### AIM OF THE TASK
Could you show all lines in the entries below that contain the string "this"?
[PROVIDED INFORMATION Boundary: Start]
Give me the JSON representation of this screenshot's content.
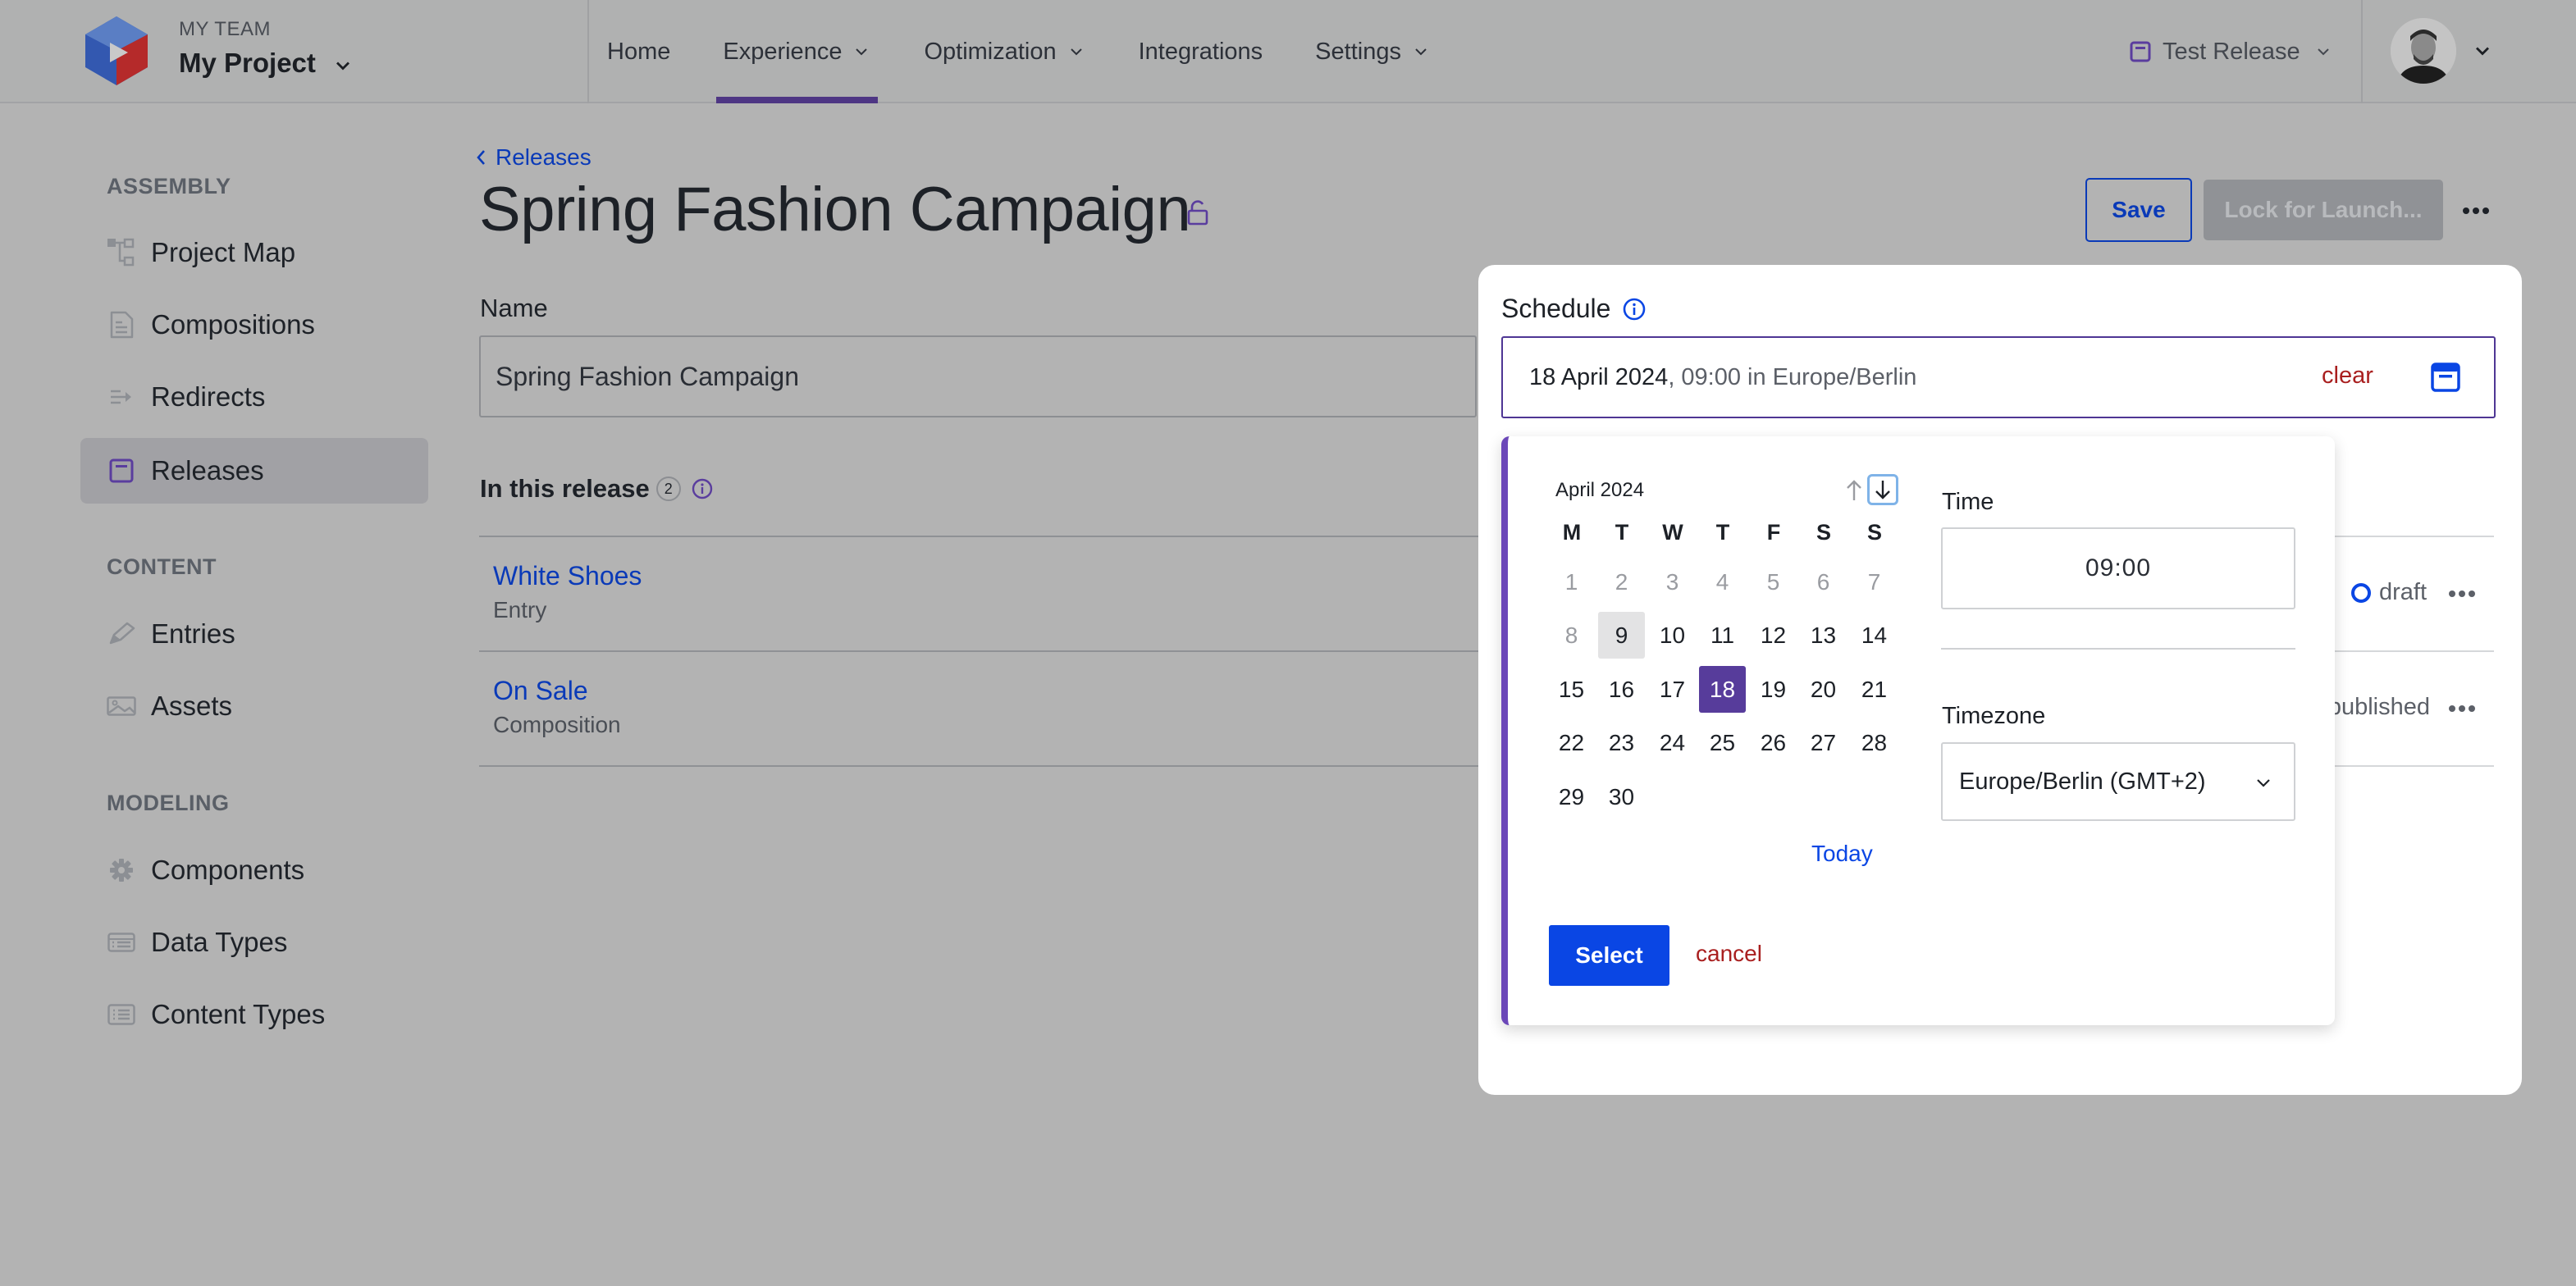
{
  "header": {
    "team_label": "MY TEAM",
    "project_name": "My Project",
    "nav": [
      {
        "label": "Home",
        "has_dropdown": false,
        "active": false
      },
      {
        "label": "Experience",
        "has_dropdown": true,
        "active": true
      },
      {
        "label": "Optimization",
        "has_dropdown": true,
        "active": false
      },
      {
        "label": "Integrations",
        "has_dropdown": false,
        "active": false
      },
      {
        "label": "Settings",
        "has_dropdown": true,
        "active": false
      }
    ],
    "release_picker": {
      "label": "Test Release",
      "icon": "calendar-icon"
    },
    "avatar": {
      "icon": "user-avatar"
    }
  },
  "sidebar": {
    "sections": [
      {
        "title": "ASSEMBLY",
        "items": [
          {
            "label": "Project Map",
            "icon": "sitemap-icon",
            "active": false
          },
          {
            "label": "Compositions",
            "icon": "document-icon",
            "active": false
          },
          {
            "label": "Redirects",
            "icon": "redirect-icon",
            "active": false
          },
          {
            "label": "Releases",
            "icon": "calendar-icon",
            "active": true
          }
        ]
      },
      {
        "title": "CONTENT",
        "items": [
          {
            "label": "Entries",
            "icon": "pencil-icon",
            "active": false
          },
          {
            "label": "Assets",
            "icon": "image-icon",
            "active": false
          }
        ]
      },
      {
        "title": "MODELING",
        "items": [
          {
            "label": "Components",
            "icon": "gear-icon",
            "active": false
          },
          {
            "label": "Data Types",
            "icon": "data-types-icon",
            "active": false
          },
          {
            "label": "Content Types",
            "icon": "list-icon",
            "active": false
          }
        ]
      }
    ]
  },
  "main": {
    "breadcrumb": "Releases",
    "title": "Spring Fashion Campaign",
    "actions": {
      "save": "Save",
      "lock": "Lock for Launch..."
    },
    "name_field": {
      "label": "Name",
      "value": "Spring Fashion Campaign"
    },
    "in_release": {
      "label": "In this release",
      "count": "2"
    },
    "items": [
      {
        "title": "White Shoes",
        "type": "Entry",
        "status": "draft"
      },
      {
        "title": "On Sale",
        "type": "Composition",
        "status": "published"
      }
    ]
  },
  "schedule": {
    "label": "Schedule",
    "value_date": "18 April 2024",
    "value_rest": ", 09:00 in Europe/Berlin",
    "clear_label": "clear",
    "picker": {
      "month_label": "April 2024",
      "weekdays": [
        "M",
        "T",
        "W",
        "T",
        "F",
        "S",
        "S"
      ],
      "days_in_month": 30,
      "first_weekday_index": 0,
      "muted_through_day": 8,
      "today_day": 9,
      "selected_day": 18,
      "today_link": "Today",
      "select_label": "Select",
      "cancel_label": "cancel",
      "time_label": "Time",
      "time_value": "09:00",
      "timezone_label": "Timezone",
      "timezone_value": "Europe/Berlin (GMT+2)"
    }
  },
  "colors": {
    "accent_purple": "#573c9b",
    "link_blue": "#0a3ab8",
    "primary_blue": "#0a46e4",
    "danger_red": "#a91f1f"
  }
}
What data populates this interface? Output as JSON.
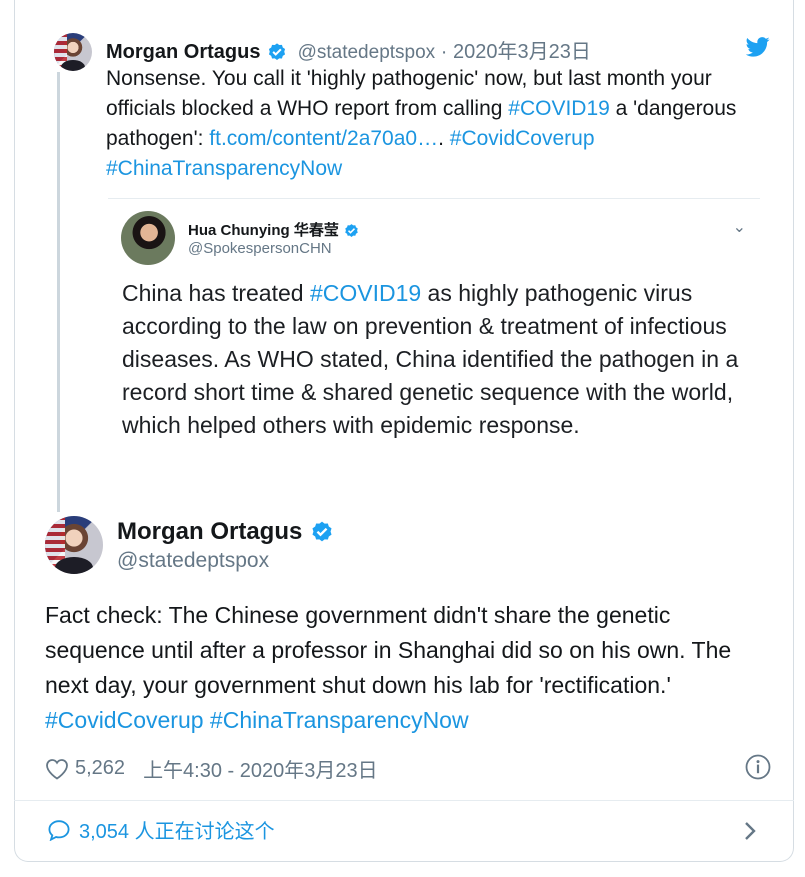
{
  "quoted_reply": {
    "name": "Morgan Ortagus",
    "handle": "@statedeptspox",
    "separator": "·",
    "date": "2020年3月23日",
    "text_1": "Nonsense. You call it 'highly pathogenic' now, but last month your officials blocked a WHO report from calling ",
    "hashtag_1": "#COVID19",
    "text_2": " a 'dangerous pathogen': ",
    "link": "ft.com/content/2a70a0…",
    "text_3": ". ",
    "hashtag_2": "#CovidCoverup",
    "hashtag_3": "#ChinaTransparencyNow"
  },
  "embedded_tweet": {
    "name": "Hua Chunying 华春莹",
    "handle": "@SpokespersonCHN",
    "text_1": "China has treated ",
    "hashtag": "#COVID19",
    "text_2": " as highly pathogenic virus according to the law on prevention & treatment of infectious diseases. As WHO stated, China identified the pathogen in a record short time & shared genetic sequence with the world, which helped others with epidemic response."
  },
  "main_tweet": {
    "name": "Morgan Ortagus",
    "handle": "@statedeptspox",
    "text": "Fact check: The Chinese government didn't share the genetic sequence until after a professor in Shanghai did so on his own. The next day, your government shut down his lab for 'rectification.' ",
    "hashtag_1": "#CovidCoverup",
    "hashtag_2": "#ChinaTransparencyNow",
    "likes": "5,262",
    "timestamp": "上午4:30 - 2020年3月23日"
  },
  "footer": {
    "replies_label": "3,054 人正在讨论这个"
  },
  "colors": {
    "link": "#1b95e0",
    "muted": "#657786",
    "verified": "#1da1f2"
  },
  "icons": [
    "twitter-bird-icon",
    "verified-badge-icon",
    "heart-icon",
    "info-icon",
    "reply-bubble-icon",
    "chevron-right-icon",
    "chevron-down-icon"
  ]
}
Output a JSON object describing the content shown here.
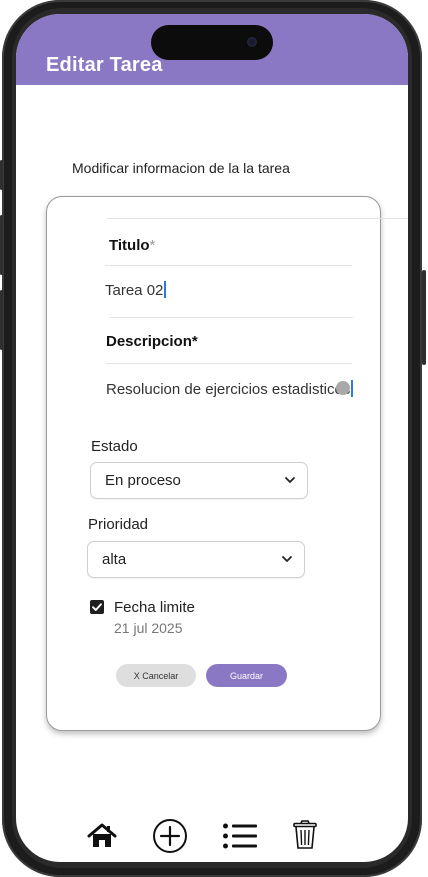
{
  "header": {
    "title": "Editar Tarea"
  },
  "page": {
    "subtitle": "Modificar informacion de la la tarea"
  },
  "form": {
    "title_label": "Titulo",
    "title_req": "*",
    "title_value": "Tarea  02",
    "description_label": "Descripcion*",
    "description_value": "Resolucion de ejercicios estadisticos",
    "status_label": "Estado",
    "status_value": "En proceso",
    "priority_label": "Prioridad",
    "priority_value": "alta",
    "deadline_label": "Fecha limite",
    "deadline_checked": true,
    "deadline_value": "21 jul 2025"
  },
  "actions": {
    "cancel_label": "X Cancelar",
    "save_label": "Guardar"
  },
  "bottom_nav": {
    "icons": [
      "home-icon",
      "add-circle-icon",
      "list-icon",
      "trash-icon"
    ]
  },
  "colors": {
    "accent": "#8a78c4",
    "caret": "#2a7be0"
  }
}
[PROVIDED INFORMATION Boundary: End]
### YOUR RESPONSE
Give me the JSON representation of this screenshot's content.
      "label": "In this release",
What data populates this interface? Output as JSON.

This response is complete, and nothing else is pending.